Where: Durban, South Africa
When: Twice annually in Jan/Feb and April/May
What Happens: Procession of floral floats followed by penance ritual involving piercing with hooks and small spears
Remember to Bring: Your own fork
Where’s the Party
One of the most popular festivals in South Africa is the Hindu festival of Kavadi which takes place twice a year in Durban. The festival is celebrated throughout South Africa by Hindus, but especially so in Durban. The highest concentration of temples in the city is in the Cato ManorDistrict of West Durban which is the best place to catch the festival. It is celebrated twice a year in January or February and April or May.
What Happens at Kavadi
Devotees of the God Muruga perform penance and carry the kavadi (basket float decorated with flowers) to a temple in the city. The penance involve the individuals working themselves into a trancelike state and then piercing their bodies with hooks or inserting miniature spears through the tongue. Some pull wagons with hooks in their backs and others carry the kavadis suspended to their skin by an elaborate selection of hooks and spears.
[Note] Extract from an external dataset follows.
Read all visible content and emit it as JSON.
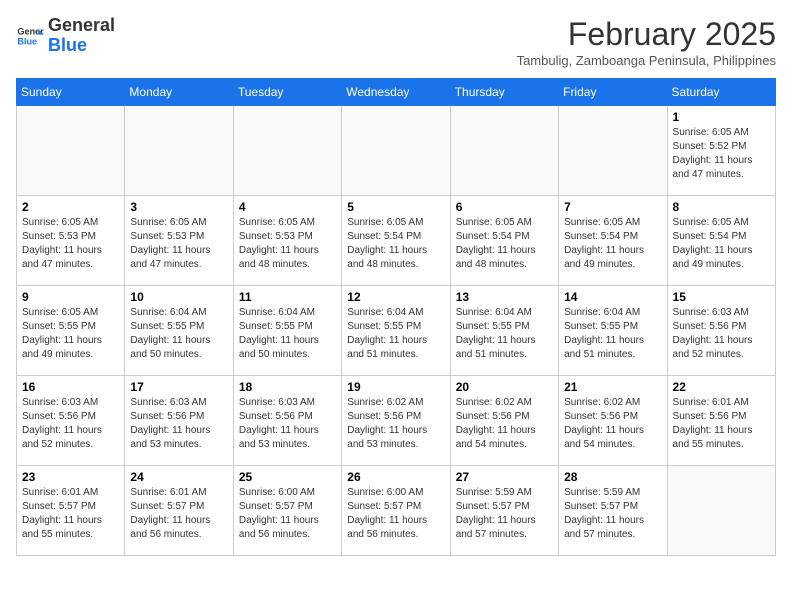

The devotees experience very little pain as they fast, meditate and reach a deeply trancelike state for weeks before the actual festival. Many put holy ash on their skin, which seems to prevent bleeding. There is very little evidence of blood or pain during this ceremony and is seem to be a very esoteric art.
This is the most important festival amongst Indians in South Africa. Hindus make up 70% of the countries population. Durban actually has the biggest concentration of Hindus outside India. The Hindus worship Muruga for his youth, virtue, healing abilities and being able to dispel misfortune. Kavadi is a time that is seen as the cleansing of the body and the mind and an opportunity to seek Muruga’s love, mercy and forgiveness.
Tourism directory for the Kingdom of Zulu
Hinduism Part 2
A good detailed description of the Kavadi festival in Durban and explains it in terms of the Indian culture in South Africa.
By Electra Gilles